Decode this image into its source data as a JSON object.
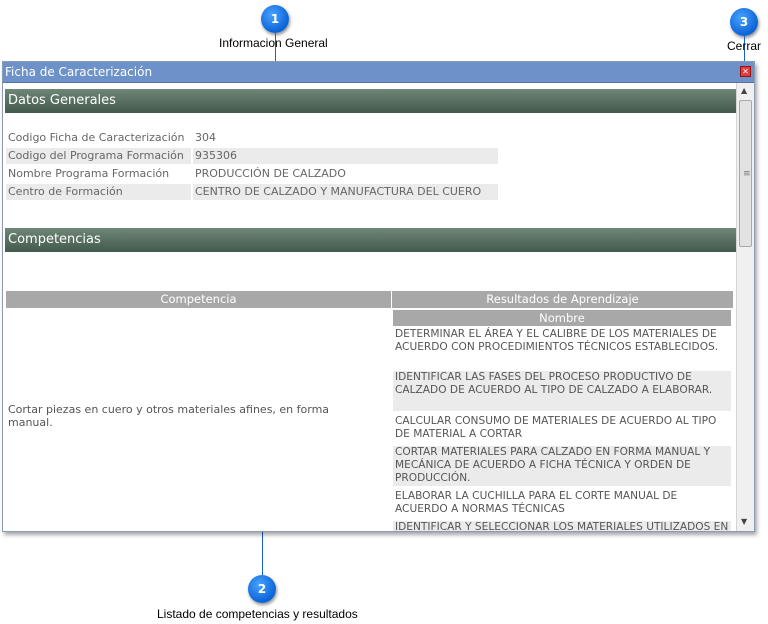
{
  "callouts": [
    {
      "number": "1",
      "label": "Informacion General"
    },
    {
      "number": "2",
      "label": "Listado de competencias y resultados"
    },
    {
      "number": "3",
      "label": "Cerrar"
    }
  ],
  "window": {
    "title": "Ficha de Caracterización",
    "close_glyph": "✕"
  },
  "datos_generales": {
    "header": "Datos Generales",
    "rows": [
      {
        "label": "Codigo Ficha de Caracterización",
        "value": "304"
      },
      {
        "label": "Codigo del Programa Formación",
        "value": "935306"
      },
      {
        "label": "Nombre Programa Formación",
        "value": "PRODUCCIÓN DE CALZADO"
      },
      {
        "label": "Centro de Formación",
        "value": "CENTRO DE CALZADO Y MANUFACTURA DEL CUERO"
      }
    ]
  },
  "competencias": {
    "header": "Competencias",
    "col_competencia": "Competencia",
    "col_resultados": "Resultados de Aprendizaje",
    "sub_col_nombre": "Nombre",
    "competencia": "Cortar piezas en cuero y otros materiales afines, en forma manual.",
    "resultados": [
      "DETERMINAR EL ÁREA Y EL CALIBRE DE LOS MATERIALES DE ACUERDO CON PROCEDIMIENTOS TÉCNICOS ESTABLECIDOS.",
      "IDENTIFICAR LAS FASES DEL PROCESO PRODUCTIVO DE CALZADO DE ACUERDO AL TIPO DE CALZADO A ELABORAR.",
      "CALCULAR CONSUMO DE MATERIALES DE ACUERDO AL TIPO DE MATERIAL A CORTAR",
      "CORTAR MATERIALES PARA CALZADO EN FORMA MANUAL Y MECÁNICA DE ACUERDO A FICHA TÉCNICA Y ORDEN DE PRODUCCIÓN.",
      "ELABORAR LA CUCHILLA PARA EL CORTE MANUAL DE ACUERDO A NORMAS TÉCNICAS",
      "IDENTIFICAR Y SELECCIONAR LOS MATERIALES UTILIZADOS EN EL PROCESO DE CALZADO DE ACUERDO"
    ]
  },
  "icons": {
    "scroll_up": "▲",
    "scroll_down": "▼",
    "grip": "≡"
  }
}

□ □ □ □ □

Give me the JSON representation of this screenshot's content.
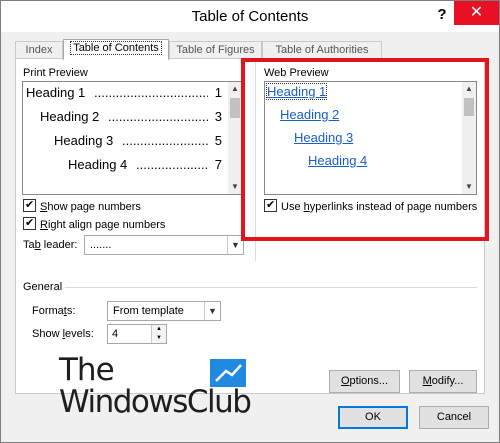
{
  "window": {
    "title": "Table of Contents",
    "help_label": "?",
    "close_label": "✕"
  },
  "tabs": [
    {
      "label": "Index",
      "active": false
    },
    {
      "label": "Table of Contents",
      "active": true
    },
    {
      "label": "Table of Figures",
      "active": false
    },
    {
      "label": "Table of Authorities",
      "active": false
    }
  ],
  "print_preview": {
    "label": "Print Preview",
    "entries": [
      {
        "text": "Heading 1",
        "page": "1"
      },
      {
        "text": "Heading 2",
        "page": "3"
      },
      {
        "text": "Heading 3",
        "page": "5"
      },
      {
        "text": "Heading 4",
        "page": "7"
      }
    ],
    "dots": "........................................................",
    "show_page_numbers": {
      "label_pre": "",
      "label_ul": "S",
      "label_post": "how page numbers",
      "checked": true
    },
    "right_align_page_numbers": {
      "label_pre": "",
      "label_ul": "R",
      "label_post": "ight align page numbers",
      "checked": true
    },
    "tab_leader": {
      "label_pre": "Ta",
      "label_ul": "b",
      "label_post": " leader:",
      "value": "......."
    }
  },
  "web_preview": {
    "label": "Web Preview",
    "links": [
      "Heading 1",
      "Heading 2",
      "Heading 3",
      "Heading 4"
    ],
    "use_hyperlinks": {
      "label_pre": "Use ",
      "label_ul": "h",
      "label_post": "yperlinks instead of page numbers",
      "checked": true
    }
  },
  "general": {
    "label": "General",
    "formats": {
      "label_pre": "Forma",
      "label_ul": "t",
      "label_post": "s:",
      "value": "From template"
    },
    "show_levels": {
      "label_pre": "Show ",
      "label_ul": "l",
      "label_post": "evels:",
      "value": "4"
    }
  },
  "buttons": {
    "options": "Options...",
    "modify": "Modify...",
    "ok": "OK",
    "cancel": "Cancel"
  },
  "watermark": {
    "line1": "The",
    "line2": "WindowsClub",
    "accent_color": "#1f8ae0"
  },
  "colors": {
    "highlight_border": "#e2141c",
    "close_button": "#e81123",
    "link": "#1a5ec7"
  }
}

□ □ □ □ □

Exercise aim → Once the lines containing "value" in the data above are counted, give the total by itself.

Exercise result → 7